### Dataset rows for apps and sites
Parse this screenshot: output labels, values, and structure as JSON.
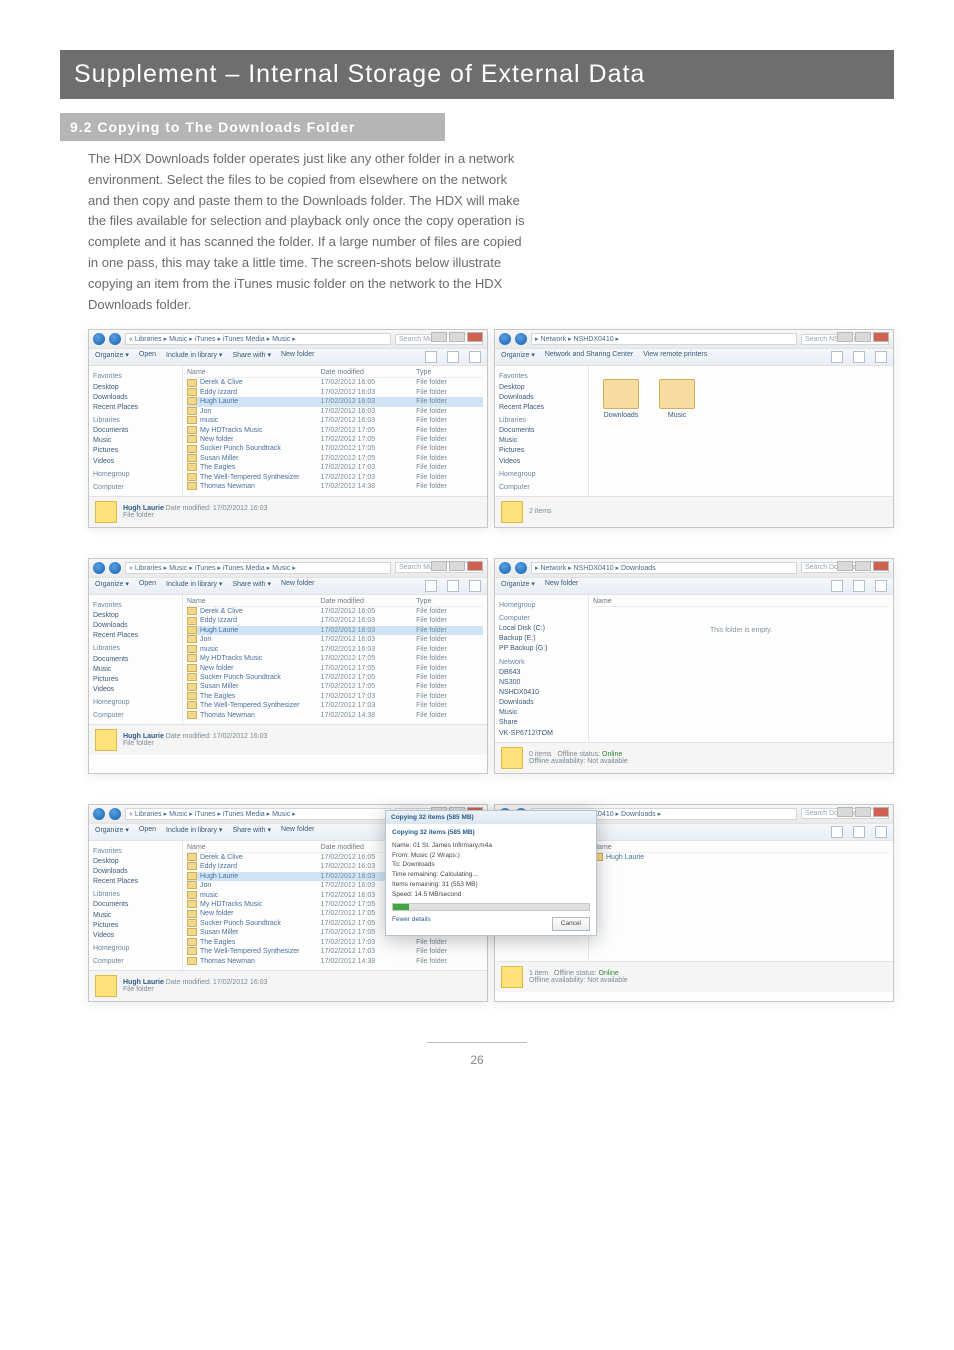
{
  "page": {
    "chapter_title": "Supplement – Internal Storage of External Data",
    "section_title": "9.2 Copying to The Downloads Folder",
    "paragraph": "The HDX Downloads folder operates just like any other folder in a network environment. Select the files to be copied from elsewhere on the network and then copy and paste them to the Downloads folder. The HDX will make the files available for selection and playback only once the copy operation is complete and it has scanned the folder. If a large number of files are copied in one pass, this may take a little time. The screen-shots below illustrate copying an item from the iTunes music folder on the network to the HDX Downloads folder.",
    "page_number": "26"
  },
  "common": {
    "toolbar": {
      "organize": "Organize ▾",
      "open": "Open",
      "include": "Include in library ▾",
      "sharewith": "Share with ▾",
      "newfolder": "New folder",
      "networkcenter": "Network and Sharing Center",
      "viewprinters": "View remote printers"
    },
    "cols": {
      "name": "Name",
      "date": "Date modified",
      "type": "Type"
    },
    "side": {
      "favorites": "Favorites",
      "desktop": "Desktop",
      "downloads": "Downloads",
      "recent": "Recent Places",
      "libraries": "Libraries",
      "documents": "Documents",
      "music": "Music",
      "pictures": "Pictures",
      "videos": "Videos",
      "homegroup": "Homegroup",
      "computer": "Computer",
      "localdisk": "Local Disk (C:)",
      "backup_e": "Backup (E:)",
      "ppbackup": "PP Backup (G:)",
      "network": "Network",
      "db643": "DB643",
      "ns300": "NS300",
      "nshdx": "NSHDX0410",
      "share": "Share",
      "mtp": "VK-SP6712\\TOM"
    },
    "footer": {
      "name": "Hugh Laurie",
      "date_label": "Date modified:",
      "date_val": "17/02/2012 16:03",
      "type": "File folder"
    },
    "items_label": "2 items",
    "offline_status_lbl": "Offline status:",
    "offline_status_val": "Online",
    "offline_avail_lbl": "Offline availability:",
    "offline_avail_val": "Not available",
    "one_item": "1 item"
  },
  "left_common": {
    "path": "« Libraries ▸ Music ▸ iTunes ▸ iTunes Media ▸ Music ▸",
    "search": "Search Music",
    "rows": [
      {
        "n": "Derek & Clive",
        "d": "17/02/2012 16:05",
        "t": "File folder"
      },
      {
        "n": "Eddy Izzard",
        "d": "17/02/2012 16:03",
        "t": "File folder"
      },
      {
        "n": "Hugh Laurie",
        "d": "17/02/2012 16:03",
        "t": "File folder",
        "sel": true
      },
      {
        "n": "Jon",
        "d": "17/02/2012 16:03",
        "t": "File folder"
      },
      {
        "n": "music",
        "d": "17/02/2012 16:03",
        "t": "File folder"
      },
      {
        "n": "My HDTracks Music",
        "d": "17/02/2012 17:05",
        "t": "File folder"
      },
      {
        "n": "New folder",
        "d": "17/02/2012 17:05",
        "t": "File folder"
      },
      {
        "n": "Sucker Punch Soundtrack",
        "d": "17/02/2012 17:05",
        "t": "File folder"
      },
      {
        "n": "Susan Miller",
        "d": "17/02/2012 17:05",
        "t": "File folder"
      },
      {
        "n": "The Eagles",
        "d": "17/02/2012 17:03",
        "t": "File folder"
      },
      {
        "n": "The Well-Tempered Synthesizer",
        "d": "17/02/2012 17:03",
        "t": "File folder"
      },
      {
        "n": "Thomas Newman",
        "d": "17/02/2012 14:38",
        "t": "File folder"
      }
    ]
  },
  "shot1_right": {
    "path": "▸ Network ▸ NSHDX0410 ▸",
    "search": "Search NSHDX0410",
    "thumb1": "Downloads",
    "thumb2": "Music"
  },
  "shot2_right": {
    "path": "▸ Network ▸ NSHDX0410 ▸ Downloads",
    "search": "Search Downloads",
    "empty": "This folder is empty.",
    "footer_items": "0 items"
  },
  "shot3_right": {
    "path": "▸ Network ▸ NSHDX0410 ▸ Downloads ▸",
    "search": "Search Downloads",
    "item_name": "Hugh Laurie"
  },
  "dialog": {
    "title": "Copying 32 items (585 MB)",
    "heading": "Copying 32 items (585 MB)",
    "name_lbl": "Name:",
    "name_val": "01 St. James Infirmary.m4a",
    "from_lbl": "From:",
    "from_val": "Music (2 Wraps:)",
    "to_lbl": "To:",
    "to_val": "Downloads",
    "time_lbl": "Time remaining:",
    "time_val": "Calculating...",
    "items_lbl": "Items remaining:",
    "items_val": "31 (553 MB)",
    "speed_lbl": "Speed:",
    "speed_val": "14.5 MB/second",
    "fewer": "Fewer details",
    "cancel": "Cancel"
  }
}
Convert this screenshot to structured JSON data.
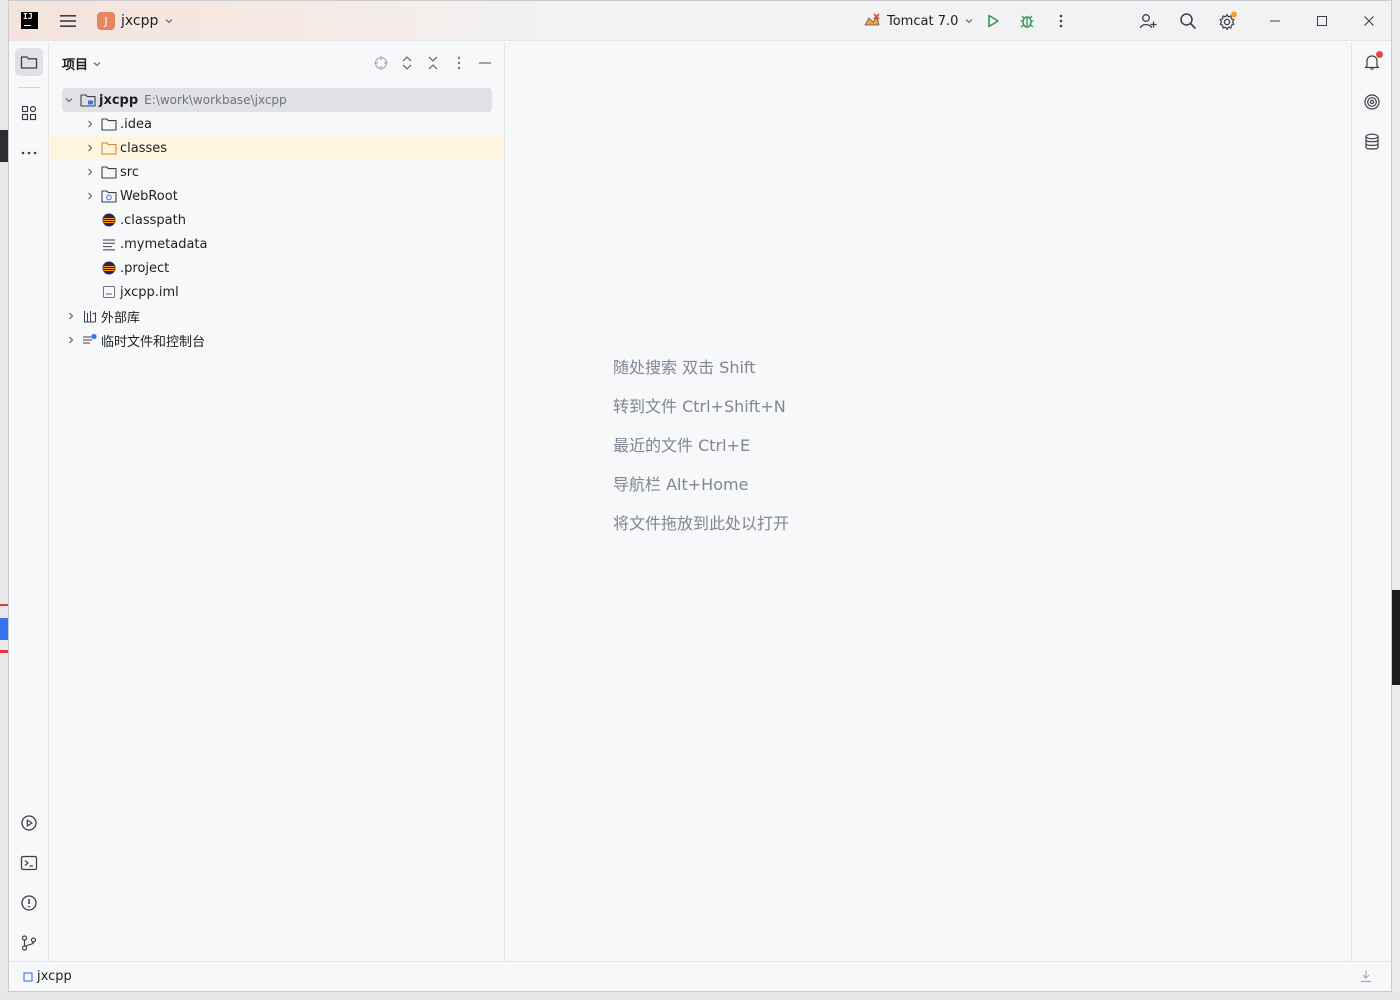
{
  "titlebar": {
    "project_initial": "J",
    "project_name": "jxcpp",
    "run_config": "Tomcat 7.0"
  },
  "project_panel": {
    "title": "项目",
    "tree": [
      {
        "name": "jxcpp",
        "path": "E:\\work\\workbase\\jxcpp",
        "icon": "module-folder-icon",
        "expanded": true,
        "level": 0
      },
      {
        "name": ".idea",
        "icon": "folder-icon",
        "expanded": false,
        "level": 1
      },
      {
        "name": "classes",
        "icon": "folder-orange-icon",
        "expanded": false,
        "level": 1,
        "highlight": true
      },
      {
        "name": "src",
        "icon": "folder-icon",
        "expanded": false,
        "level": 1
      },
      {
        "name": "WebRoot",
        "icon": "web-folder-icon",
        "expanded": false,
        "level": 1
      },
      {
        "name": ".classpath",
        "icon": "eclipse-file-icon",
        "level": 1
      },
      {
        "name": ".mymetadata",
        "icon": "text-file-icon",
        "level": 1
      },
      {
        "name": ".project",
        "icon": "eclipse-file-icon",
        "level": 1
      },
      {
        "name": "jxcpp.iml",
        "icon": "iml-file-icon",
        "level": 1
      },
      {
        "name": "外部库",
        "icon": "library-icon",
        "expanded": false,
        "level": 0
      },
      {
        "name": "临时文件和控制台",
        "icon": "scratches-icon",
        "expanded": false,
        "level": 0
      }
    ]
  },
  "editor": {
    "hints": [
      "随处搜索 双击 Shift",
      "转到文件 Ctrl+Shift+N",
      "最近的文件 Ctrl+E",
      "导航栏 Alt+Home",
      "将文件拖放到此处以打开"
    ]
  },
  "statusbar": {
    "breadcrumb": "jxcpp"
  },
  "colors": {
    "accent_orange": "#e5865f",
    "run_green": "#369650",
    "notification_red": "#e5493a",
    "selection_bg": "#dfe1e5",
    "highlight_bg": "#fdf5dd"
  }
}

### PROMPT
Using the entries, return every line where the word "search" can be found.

### TASK SOLUTION
    "search": "Search Music",
    "search": "Search NSHDX0410",
    "search": "Search Downloads",
    "search": "Search Downloads",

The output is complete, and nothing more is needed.